Consumer Corner Column

Consumer Corner: Consider using a security freeze to protect your identity

Release Date: Nov 02, 2018

By Kansas Attorney General Derek Schmidt

It seems like nearly every week we hear news reports about another company or organization whose data has been breached, putting its customers’ information at risk for identity theft. While there is little you can do to prevent the companies you do business with from getting hacked, there are steps you can take that may help protect you in the event your information is stolen.

One of those steps you might want to consider is to place a “security freeze” on your credit report. You may have recently heard that a new federal law, which took effect in September, now makes it free for consumers to “freeze” or “thaw” their credit reports. In Kansas, we were ahead of the national trend, as the Legislature passed a state law requiring free security freezes for Kansas consumers, which took effect on July 1.

A security freeze prohibits the credit bureaus, with certain exceptions, from releasing your credit report or any information on it without your express authorization. That makes it hard for identity thieves to open new accounts using your Social Security Number, since the credit check would come back showing that the report has been frozen. That also means, however, it will be difficult for you to open new accounts while your report is frozen. If you wish to apply for a new loan, open a new credit card or bank account while the freeze is in place, you will need to contact the credit bureaus to temporarily lift the freeze. This will require giving them the password or PIN number you received when you put the freeze in place. Freezes will remain in place indefinitely, until you choose to thaw your report.
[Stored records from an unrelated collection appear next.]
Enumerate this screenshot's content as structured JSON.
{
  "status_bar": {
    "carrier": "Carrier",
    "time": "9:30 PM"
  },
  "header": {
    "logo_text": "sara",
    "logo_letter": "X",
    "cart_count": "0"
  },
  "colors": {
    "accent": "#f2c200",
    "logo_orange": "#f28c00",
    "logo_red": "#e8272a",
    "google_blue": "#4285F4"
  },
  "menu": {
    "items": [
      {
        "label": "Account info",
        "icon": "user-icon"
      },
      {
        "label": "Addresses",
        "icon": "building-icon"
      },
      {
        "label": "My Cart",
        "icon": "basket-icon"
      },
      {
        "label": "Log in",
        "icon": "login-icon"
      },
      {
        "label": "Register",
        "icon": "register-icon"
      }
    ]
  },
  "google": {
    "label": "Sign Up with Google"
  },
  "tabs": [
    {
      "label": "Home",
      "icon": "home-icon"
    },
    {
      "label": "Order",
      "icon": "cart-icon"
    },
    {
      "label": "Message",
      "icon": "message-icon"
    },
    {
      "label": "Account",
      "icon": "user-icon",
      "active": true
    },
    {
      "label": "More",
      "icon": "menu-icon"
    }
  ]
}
Another option that is now available under the new federal law is year-long fraud alerts. Fraud alerts are also free, and do not lock down your credit report in the same way as a security freeze. A fraud alert will allow creditors to access your report, but requires them to take additional steps to verify your identity before opening a new account. Previously, these alerts only lasted for 90 days. Under the new law, fraud alerts will last for a year – or seven years if you have been the victim of identity theft and provide a copy of an identity theft complaint. You may file an identity theft complaint with our office online at

All requests for a security freeze or fraud alert should be made in writing, whether by mail or online. You can find more information on how to place these, including links to the credit bureaus’ online forms, on our consumer protection website at